*Exercise description*. Would you please copy out each entry exactly?

──────── Dataset ────────

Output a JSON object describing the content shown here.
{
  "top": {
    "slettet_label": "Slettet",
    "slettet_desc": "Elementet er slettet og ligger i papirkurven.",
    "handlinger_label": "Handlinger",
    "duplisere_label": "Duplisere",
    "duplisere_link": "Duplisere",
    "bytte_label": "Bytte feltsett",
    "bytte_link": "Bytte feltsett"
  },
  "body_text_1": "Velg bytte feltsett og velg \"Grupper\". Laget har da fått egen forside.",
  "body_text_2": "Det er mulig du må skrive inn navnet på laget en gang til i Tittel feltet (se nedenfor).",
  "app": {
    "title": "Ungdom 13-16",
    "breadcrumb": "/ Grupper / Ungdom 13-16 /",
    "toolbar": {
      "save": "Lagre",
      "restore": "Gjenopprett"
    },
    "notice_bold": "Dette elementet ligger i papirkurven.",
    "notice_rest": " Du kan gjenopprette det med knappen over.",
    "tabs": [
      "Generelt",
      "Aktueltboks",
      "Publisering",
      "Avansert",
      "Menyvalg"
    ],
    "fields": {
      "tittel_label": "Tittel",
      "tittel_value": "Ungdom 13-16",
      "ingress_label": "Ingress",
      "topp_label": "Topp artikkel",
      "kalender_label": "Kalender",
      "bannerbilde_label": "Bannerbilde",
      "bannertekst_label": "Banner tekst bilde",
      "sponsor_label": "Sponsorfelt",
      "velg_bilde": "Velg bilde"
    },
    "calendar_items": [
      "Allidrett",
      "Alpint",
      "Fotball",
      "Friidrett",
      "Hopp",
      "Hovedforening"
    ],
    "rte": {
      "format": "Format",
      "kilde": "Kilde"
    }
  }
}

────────

*Answer space*.
Output a JSON object describing the content shown here.
{
  "top": {
    "slettet_label": "Slettet",
    "slettet_desc": "Elementet er slettet og ligger i papirkurven.",
    "handlinger_label": "Handlinger",
    "duplisere_label": "Duplisere",
    "duplisere_link": "Duplisere",
    "bytte_label": "Bytte feltsett",
    "bytte_link": "Bytte feltsett"
  },
  "body_text_1": "Velg bytte feltsett og velg \"Grupper\". Laget har da fått egen forside.",
  "body_text_2": "Det er mulig du må skrive inn navnet på laget en gang til i Tittel feltet (se nedenfor).",
  "app": {
    "title": "Ungdom 13-16",
    "breadcrumb": "/ Grupper / Ungdom 13-16 /",
    "toolbar": {
      "save": "Lagre",
      "restore": "Gjenopprett"
    },
    "notice_bold": "Dette elementet ligger i papirkurven.",
    "notice_rest": " Du kan gjenopprette det med knappen over.",
    "tabs": [
      "Generelt",
      "Aktueltboks",
      "Publisering",
      "Avansert",
      "Menyvalg"
    ],
    "fields": {
      "tittel_label": "Tittel",
      "tittel_value": "Ungdom 13-16",
      "ingress_label": "Ingress",
      "topp_label": "Topp artikkel",
      "kalender_label": "Kalender",
      "bannerbilde_label": "Bannerbilde",
      "bannertekst_label": "Banner tekst bilde",
      "sponsor_label": "Sponsorfelt",
      "velg_bilde": "Velg bilde"
    },
    "calendar_items": [
      "Allidrett",
      "Alpint",
      "Fotball",
      "Friidrett",
      "Hopp",
      "Hovedforening"
    ],
    "rte": {
      "format": "Format",
      "kilde": "Kilde"
    }
  }
}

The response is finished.